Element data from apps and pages
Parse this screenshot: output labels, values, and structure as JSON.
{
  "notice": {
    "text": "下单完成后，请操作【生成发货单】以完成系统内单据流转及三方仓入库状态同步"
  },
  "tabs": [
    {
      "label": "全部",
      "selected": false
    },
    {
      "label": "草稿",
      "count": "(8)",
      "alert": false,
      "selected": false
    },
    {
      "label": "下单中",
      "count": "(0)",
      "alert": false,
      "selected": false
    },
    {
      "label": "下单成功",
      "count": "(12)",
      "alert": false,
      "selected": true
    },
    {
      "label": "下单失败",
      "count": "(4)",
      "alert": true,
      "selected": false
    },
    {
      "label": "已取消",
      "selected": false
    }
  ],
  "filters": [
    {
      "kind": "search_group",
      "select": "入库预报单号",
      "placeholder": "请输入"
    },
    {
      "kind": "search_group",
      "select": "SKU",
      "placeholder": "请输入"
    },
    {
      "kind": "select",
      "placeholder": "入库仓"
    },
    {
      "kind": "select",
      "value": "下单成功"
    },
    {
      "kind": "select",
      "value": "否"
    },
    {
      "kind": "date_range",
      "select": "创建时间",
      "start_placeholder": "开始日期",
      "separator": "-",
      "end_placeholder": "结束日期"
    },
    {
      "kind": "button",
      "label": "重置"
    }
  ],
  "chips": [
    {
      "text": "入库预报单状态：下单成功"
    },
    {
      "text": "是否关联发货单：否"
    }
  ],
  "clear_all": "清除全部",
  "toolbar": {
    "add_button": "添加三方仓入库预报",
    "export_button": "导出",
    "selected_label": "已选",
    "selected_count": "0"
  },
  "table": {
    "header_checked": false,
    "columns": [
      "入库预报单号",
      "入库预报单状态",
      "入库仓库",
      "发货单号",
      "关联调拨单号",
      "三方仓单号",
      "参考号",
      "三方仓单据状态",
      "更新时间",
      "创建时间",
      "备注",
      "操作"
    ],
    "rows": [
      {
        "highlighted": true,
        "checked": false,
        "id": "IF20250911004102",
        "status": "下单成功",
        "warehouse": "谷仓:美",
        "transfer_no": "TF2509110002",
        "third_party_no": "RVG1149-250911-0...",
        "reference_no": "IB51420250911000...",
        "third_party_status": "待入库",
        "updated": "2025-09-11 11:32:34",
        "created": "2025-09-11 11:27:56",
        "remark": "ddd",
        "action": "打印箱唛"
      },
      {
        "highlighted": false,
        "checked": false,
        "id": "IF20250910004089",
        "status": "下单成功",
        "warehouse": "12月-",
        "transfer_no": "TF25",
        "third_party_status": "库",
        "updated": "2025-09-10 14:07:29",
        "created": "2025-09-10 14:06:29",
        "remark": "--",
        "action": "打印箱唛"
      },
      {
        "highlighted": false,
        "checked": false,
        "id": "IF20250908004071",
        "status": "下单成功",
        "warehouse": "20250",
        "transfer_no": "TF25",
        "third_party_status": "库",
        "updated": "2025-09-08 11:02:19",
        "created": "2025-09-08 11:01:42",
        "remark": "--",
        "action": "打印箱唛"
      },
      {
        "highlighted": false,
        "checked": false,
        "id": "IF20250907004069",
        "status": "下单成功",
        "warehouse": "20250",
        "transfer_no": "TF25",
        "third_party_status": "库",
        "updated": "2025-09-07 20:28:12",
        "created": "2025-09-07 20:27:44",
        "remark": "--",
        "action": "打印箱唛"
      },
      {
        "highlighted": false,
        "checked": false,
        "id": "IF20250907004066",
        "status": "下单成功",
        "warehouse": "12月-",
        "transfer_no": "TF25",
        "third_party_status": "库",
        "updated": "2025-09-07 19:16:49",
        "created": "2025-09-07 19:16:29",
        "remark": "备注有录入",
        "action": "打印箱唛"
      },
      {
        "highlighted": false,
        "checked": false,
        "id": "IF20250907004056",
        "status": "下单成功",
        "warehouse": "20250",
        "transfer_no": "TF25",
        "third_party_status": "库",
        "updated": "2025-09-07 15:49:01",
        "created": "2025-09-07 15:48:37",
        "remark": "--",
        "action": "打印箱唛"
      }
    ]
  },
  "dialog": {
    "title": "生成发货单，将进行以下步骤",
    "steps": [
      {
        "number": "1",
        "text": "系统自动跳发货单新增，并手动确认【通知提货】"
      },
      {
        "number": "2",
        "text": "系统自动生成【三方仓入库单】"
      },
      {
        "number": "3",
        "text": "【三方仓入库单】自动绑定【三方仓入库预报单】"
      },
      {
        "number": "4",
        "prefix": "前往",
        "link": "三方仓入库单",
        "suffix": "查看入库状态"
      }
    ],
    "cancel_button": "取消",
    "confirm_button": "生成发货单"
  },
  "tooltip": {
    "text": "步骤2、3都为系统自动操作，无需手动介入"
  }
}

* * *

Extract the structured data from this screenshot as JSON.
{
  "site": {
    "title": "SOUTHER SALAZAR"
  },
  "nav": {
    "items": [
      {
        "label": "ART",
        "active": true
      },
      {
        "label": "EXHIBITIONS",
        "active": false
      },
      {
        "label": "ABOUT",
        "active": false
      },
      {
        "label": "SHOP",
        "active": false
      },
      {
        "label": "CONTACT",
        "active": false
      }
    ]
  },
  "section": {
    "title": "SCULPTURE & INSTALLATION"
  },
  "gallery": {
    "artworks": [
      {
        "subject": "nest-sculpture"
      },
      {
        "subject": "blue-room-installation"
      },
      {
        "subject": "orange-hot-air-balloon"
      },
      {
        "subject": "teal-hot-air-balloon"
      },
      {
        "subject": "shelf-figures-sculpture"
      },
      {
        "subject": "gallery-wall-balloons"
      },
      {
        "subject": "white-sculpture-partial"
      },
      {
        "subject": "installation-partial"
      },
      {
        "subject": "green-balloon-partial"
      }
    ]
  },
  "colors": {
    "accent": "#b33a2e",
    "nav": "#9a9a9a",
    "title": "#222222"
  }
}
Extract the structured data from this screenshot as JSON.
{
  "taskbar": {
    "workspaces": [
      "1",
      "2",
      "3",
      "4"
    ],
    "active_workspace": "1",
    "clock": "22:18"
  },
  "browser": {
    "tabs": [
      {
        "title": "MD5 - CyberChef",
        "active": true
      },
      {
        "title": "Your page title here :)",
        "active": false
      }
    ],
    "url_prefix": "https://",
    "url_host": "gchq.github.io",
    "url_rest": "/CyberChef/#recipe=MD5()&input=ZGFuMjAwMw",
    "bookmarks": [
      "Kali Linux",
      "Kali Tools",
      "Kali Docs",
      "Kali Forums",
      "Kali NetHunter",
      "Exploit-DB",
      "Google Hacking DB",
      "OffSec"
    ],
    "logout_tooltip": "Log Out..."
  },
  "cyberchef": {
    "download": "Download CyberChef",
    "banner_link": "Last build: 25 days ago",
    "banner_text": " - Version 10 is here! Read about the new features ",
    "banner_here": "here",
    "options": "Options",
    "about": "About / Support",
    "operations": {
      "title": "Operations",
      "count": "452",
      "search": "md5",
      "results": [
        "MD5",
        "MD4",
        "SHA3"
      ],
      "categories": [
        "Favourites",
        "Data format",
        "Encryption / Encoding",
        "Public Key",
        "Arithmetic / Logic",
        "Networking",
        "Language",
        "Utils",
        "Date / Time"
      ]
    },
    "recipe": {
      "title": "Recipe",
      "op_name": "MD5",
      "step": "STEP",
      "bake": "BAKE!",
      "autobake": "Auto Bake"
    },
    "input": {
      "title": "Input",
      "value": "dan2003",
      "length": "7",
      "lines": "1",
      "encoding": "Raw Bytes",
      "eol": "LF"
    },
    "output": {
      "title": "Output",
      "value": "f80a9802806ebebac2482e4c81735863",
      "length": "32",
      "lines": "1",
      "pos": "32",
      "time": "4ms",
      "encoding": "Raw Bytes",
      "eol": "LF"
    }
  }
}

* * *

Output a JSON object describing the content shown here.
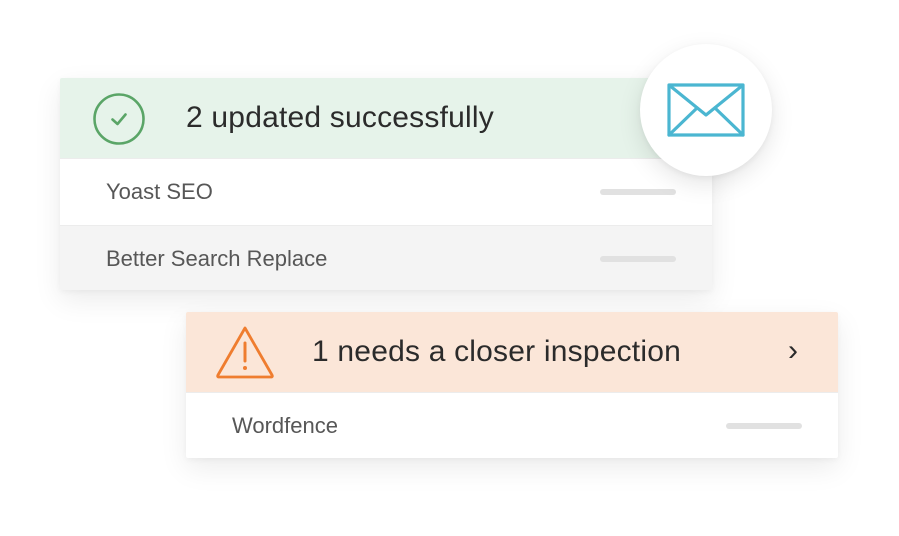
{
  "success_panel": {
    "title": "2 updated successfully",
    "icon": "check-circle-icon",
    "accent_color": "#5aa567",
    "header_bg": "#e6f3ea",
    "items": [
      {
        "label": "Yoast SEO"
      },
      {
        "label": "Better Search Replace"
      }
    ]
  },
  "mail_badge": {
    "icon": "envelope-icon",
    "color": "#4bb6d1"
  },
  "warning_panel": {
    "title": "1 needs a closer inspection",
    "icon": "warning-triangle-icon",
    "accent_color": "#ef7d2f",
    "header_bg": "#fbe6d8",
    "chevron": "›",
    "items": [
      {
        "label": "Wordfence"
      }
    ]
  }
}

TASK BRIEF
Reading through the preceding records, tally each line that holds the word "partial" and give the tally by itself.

TASK OUTPUT
3